    From the beloved, best-selling author of All Over but the Shoutin', a delectable, rollicking food memoir, cookbook, and loving tribute to a region, a vanishing history, a family, and, especially, to his mother. Margaret Bragg does not own a single cookbook. She measures in 'dabs' and 'smidgens' and 'tads' and 'you know, hon, just some.' She cannot be pinned down on how long to bake corn bread ('about 15 to 20 minutes, depending on the mysteries of your oven'). Her notion of farm-to-table is a flatbed truck. But she can tell you the secrets to perfect mashed potatoes, corn pudding, redeye gravy, pinto beans and hambone, stewed cabbage, short ribs, chicken and dressing, biscuits and...read more

  • Rick Bragg

    From celebrated New York Times bestselling author and winner of the Pulitzer Prize, Rick Bragg, comes a poignant and wryly funny collection of essays on life in the South. Keenly observed and written with his insightful and deadpan sense of humor, Bragg explores enduring Southern truths about home, place, spirit, table, and the regions’ varied geographies, including his native Alabama, Cajun country, and the Gulf Coast. Everything is explored, from regional obsessions with college football and fishing, to mayonnaise and spoonbread, to the simple beauty of a fish on the hook. Collected from over a decade of his writing, with many never-before-published essays written specifically for...read more

  • Rick Bragg

    From the best-selling, Pulitzer Prize-winning author of All Over but the Shoutin' and The Best Cook in the World, a collection of irresistible columns from Southern Living and Garden & Gun Celebrated author and newspaper columnist Rick Bragg brings us an ode to the stories and history of the Deep South, filled with “eclectic nuggets about places and people he knows well” (USA Today) and written with honesty, wit, and deep affection.   A collection of wide-ranging and endearingly personal columns—from Bragg’s love of Tupperware (his mother preferred margarine tubs and thought Tupperware was “just showing off”) to the decline of country music,...read more

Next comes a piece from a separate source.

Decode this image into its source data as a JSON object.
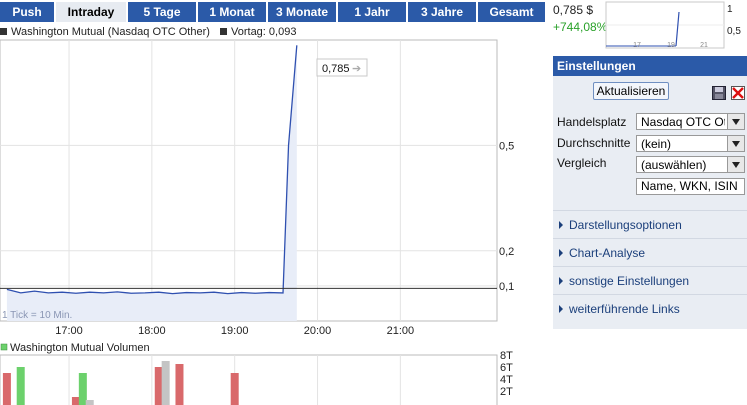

  • Rick Bragg

    In the spring of 2001, a community of people in the Appalachian foothills had come to the edge of all they had ever been. Now they stood looking down, bitter, angry, afraid. Across the South, padlocks and logging chains bound the doors of silent mills, and it seemed a miracle to blue-collar people in Jacksonville, Alabama, that their mill still bit, shook, and roared. The century-old hardwood floors still trembled under whirling steel, and people worked on, in a mist of white air. The mill had become almost a living thing, rewarding the hardworking and careful with the best payday they ever had but punishing the careless and clumsy, taking a finger, a hand, or more. The mill was here...read more

  • Sonny Brewer

    This book is based on the true life of Henry Stuart. When the 67-year-old former professor finds out he is dying of tuberculosis, he vows to 'learn in solitude how to save myself.' He sets off for Fairhope, Alabama, with only the writings of his beloved Tolstoy for company. There, the barefoot poet builds himself a small hut and slowly becomes an inspiration for the rest of the utopian town. When his last few months become his last few years, Henry's attempt to understand death becomes a lesson on...read more

  • Doug Jones

    “For 40 years, justice had gone undone in the brutal murder of four young girls in the Sixteenth Street Baptist Church...Doug Jones said no more. Justice had to be done. Those young girls deserved it. Their families deserved it. The community needed it. It took courage, commitment, and persistence. And—maybe most of all—heart.” — Former Vice President Joe Biden This program is read by the author. The story of the decades-long fight to bring justice to the victims of the 16th Street Baptist Church bombing, culminating in Sen. Doug Jones' prosecution of the last living bombers. On September 15, 1963, the 16th Street Baptist Church in Birmingham, Alabama was bombed. The...read more